“Prepare the boot in advance so you know it fits and by cutting down the plastic or rubber so it won’t rub on the coronary band,” she says. “Use a boot that is easily modified, so it accommodates your horse and possibly a friend’s horse. Most horses get along fine for a while without back shoes or boots if they lose a horseshoe.”
If your horse hasn’t lost his shoe, but it’s sprung or bent, you can use a multitool to rasp the clinches if they are sticking out, and a hoof pick or a screwdriver to apply leverage to remove the shoe. Work with your farrier at home to learn how to pull a horseshoe properly, without tearing up the hoof wall.
Lameness can happen anytime, anywhere, and it’s not uncommon on the trail. “Get off and check the horseshoes for placement and for rocks, sticks, or burrs embedded in the foot,” says Hoyns. “Check leg boots and the girth for accumulated debris; check tendons for tenderness or swelling.”
If you don’t find an obvious, easily fixed cause for the discomfort—i.e., debris caught in a boot—lead your horse to the nearest road, and call for help.
She says you might not find an immediate reason for the lameness because some injuries, such as bowed tendons, take time to become more apparent. Continuing along the trail could exacerbate a significant injury. “When in doubt, stop your ride and lead your horse out,” says Hoyns.
n general, it’s not common for horses to get bit by snakes out on the trail, but the risk is there, especially if riding in deep grass. Other than paying careful attention in snake territory and giving these critters at least a 10-foot berth, there isn’t much you can do to prevent bites. If the worst does happen, get your horse to veterinary care as quickly as possible.

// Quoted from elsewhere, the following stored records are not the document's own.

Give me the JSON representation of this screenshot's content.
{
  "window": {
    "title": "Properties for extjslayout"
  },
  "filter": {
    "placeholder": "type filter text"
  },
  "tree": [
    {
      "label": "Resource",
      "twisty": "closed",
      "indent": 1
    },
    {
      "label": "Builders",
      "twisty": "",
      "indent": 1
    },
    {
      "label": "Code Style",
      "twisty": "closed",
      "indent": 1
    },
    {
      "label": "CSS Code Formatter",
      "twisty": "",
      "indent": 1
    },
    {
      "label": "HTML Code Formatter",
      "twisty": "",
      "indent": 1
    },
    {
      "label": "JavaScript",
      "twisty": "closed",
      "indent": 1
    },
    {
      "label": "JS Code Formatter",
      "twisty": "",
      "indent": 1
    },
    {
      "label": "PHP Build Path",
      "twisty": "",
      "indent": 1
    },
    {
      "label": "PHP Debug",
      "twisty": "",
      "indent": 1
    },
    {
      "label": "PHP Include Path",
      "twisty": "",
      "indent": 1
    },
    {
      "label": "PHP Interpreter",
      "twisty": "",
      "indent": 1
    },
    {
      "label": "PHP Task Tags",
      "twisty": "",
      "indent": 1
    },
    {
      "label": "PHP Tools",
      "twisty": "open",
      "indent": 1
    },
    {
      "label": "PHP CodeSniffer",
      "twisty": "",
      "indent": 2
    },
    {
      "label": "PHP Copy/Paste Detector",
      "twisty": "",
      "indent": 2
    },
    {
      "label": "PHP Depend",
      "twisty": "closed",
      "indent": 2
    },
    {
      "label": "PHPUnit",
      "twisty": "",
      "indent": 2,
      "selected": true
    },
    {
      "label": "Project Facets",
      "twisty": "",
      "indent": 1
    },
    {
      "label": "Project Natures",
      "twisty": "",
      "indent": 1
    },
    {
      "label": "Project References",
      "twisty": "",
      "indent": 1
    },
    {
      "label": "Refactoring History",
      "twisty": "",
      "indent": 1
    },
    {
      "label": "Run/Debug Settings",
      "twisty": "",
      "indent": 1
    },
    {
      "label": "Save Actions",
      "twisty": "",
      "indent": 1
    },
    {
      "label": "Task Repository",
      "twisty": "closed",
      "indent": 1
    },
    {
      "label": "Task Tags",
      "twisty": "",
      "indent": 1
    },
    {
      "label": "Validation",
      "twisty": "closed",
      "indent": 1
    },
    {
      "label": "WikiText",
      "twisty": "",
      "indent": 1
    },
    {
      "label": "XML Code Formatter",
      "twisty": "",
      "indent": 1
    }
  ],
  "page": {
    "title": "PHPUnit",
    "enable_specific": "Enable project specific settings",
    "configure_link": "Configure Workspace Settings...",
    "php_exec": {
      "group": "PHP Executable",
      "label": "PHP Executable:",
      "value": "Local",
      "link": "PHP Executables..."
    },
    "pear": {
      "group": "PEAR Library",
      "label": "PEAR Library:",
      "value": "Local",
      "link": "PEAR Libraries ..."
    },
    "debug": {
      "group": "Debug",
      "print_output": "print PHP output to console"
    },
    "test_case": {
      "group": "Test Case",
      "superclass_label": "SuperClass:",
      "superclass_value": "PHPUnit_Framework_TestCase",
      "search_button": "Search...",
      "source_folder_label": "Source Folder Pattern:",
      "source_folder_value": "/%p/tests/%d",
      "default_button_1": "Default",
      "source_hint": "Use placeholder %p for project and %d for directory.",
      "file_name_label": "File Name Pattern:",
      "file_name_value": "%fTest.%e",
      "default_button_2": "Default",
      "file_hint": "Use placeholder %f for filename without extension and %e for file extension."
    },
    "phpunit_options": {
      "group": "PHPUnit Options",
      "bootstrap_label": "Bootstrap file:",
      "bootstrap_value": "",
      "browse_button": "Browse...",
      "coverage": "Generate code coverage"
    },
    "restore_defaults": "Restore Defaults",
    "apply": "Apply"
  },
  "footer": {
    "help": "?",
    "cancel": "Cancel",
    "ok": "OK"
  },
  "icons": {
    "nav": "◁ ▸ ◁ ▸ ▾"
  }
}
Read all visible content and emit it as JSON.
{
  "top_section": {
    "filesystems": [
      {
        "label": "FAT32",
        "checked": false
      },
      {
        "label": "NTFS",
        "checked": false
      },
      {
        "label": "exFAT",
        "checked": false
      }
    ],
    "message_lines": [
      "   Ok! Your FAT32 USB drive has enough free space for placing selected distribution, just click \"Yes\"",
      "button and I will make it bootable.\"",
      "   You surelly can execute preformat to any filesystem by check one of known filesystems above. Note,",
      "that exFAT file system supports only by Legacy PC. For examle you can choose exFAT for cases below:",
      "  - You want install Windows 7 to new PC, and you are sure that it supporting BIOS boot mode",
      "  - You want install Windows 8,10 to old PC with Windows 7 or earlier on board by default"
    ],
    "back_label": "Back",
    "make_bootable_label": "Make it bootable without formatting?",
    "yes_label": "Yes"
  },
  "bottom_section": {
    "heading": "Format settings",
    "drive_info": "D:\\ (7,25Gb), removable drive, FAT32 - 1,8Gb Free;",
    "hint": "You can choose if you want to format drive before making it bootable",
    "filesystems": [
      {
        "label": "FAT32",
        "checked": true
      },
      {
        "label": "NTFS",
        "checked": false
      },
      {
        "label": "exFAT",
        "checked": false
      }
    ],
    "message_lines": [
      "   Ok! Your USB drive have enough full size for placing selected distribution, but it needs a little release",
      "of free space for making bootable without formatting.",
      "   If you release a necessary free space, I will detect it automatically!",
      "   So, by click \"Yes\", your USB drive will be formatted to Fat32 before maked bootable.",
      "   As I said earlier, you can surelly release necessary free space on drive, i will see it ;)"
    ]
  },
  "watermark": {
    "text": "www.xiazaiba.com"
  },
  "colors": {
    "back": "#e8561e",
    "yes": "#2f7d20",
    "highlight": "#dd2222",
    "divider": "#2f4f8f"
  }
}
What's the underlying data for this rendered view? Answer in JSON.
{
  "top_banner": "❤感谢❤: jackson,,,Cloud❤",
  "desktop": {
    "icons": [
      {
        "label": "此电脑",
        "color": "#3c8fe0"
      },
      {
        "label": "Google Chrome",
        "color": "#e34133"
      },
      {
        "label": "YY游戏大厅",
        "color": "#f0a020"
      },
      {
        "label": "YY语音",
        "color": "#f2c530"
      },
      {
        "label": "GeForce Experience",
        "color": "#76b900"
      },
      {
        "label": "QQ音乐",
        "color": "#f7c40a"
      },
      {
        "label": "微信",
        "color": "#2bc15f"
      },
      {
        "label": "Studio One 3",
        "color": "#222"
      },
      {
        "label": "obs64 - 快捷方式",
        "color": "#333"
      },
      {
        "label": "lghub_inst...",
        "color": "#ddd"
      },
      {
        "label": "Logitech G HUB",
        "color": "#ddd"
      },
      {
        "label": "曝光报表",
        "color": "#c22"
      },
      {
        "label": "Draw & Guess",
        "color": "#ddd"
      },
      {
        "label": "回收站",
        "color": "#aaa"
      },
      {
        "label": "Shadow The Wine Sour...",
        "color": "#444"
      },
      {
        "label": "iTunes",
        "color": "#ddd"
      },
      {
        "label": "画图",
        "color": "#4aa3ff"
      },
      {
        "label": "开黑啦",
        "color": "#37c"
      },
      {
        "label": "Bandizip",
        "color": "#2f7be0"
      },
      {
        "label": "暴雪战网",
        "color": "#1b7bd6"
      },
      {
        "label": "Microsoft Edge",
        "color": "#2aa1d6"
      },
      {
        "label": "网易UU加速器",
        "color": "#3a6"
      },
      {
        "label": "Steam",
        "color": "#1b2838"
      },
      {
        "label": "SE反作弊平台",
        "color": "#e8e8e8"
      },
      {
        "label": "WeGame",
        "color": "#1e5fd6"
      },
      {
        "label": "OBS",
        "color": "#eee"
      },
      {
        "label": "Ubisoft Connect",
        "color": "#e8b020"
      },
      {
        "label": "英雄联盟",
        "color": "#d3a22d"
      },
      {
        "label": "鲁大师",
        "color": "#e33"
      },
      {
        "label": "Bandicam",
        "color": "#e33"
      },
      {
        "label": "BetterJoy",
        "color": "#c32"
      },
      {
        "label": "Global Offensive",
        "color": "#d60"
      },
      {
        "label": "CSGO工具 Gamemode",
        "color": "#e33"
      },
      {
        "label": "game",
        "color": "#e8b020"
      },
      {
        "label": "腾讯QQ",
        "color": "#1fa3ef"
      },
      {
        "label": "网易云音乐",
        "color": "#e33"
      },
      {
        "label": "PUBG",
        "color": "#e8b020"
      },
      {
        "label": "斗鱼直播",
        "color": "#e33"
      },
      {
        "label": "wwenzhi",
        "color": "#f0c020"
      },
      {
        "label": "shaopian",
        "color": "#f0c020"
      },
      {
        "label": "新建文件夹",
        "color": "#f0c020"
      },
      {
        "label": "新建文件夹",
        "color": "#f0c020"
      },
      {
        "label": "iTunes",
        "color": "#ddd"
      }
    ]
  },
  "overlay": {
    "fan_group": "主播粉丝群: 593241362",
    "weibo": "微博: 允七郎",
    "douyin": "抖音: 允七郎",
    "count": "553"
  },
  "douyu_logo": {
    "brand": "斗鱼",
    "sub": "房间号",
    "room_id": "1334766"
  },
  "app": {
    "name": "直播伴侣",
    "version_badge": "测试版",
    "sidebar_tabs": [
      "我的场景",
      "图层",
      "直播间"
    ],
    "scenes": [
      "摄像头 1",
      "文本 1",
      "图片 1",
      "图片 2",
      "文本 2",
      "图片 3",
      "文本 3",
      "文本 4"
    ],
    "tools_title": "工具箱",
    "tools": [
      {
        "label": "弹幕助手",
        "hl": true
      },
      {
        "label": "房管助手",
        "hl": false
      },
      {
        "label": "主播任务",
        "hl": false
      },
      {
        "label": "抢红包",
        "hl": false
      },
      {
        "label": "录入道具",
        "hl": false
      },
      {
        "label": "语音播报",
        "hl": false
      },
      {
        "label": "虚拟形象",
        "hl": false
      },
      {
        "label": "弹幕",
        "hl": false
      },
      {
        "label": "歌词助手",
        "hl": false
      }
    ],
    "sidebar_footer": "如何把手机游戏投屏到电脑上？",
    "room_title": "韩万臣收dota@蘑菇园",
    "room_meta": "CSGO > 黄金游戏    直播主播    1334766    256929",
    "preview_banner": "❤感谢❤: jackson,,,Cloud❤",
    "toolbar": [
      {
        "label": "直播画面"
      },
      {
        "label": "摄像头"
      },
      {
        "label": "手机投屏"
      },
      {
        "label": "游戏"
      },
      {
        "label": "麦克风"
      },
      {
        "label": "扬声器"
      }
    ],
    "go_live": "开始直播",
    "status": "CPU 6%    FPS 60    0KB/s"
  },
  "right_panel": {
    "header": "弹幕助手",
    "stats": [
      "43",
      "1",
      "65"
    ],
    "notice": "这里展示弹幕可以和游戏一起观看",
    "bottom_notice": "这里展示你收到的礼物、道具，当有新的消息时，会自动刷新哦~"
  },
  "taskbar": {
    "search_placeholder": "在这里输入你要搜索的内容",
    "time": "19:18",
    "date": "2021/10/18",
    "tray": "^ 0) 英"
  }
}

Whether going into the backcountry for a day or a week, you’ll want to take along a robust first-aid kit for both you and your horse. The best mantra to follow is “be prepared.” Think about all the possible situations you might encounter, and stock your kit accordingly. Discuss possible scenarios with your veterinarian, so you have not only the supplies but also the knowledge and skill set to implement appropriate emergency care.